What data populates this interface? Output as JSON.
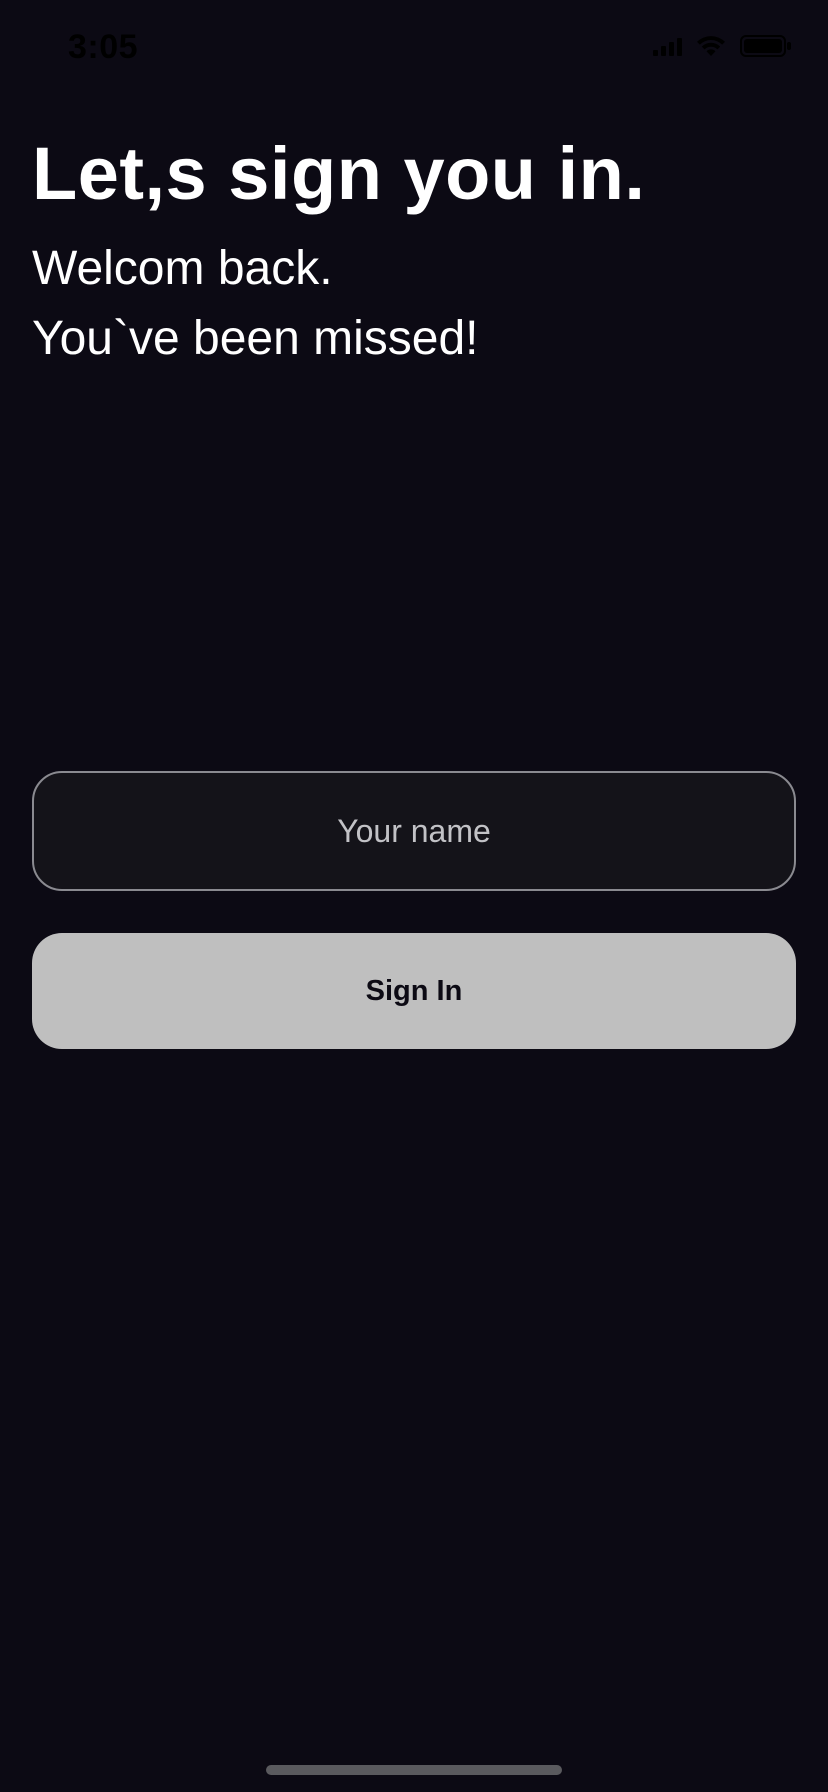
{
  "status_bar": {
    "time": "3:05"
  },
  "header": {
    "title": "Let,s sign you in.",
    "subtitle_line1": "Welcom back.",
    "subtitle_line2": "You`ve been missed!"
  },
  "form": {
    "name_placeholder": "Your name",
    "name_value": "",
    "sign_in_label": "Sign In"
  },
  "colors": {
    "background": "#0c0a14",
    "button_bg": "#bfbfbf",
    "input_border": "#8a8a90"
  },
  "icons": [
    "signal-icon",
    "wifi-icon",
    "battery-icon"
  ]
}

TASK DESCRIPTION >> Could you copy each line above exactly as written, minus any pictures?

OUTPUT FOR THIS EXERCISE >>
What data populates this interface? Output as JSON.
{
  "status_bar": {
    "time": "3:05"
  },
  "header": {
    "title": "Let,s sign you in.",
    "subtitle_line1": "Welcom back.",
    "subtitle_line2": "You`ve been missed!"
  },
  "form": {
    "name_placeholder": "Your name",
    "name_value": "",
    "sign_in_label": "Sign In"
  },
  "colors": {
    "background": "#0c0a14",
    "button_bg": "#bfbfbf",
    "input_border": "#8a8a90"
  },
  "icons": [
    "signal-icon",
    "wifi-icon",
    "battery-icon"
  ]
}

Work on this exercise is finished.